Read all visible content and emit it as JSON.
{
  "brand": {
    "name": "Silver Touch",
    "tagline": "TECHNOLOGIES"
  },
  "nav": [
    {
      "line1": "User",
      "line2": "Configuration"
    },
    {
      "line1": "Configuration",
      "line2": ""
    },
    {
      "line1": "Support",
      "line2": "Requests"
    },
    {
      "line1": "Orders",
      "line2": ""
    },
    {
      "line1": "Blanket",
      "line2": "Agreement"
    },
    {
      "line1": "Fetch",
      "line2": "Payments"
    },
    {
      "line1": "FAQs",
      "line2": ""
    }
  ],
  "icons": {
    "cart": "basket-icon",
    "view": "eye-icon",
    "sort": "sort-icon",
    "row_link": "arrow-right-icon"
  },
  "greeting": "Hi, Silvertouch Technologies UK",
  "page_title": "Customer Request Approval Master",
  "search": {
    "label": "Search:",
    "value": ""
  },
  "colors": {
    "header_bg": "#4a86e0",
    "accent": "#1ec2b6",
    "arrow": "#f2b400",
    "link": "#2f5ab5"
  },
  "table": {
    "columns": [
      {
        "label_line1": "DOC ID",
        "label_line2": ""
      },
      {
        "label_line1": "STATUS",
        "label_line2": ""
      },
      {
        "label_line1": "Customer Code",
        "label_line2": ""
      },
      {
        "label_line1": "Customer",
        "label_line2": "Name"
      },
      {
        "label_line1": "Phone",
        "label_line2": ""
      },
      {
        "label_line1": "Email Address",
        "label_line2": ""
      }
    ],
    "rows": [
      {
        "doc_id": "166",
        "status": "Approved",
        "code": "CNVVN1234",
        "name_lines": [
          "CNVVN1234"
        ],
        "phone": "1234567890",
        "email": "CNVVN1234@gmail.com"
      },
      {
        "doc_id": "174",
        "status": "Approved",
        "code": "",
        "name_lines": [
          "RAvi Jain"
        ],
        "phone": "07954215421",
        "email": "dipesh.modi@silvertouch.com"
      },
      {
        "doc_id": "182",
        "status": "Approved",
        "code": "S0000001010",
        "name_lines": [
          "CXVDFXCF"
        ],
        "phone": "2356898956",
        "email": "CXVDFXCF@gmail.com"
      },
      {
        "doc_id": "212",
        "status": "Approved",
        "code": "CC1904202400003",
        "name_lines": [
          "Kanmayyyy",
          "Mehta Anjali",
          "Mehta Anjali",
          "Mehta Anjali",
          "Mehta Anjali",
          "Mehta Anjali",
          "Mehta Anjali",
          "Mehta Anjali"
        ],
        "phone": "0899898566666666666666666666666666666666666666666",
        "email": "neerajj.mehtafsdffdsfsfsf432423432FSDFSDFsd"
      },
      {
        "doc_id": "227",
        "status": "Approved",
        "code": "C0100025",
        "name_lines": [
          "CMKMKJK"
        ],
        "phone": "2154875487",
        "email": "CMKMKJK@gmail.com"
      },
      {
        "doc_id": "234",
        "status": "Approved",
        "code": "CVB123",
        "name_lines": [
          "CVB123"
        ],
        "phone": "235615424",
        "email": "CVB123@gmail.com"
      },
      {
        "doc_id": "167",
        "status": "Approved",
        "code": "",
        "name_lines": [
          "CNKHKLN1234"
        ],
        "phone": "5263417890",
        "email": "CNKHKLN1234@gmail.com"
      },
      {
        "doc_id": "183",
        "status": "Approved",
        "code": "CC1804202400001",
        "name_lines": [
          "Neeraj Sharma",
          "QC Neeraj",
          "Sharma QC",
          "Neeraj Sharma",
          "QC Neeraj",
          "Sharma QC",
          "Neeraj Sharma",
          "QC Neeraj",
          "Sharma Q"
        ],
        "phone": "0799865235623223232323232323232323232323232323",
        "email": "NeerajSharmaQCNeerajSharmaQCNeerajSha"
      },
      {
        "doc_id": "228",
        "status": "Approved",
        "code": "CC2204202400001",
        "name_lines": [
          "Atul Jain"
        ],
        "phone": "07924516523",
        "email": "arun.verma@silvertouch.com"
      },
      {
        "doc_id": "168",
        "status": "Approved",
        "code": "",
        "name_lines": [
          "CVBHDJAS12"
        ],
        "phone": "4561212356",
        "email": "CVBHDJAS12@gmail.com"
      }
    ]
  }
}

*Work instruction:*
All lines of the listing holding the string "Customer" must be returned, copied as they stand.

*Result for this exercise:*
  "page_title": "Customer Request Approval Master",
        "label_line1": "Customer Code",
        "label_line1": "Customer",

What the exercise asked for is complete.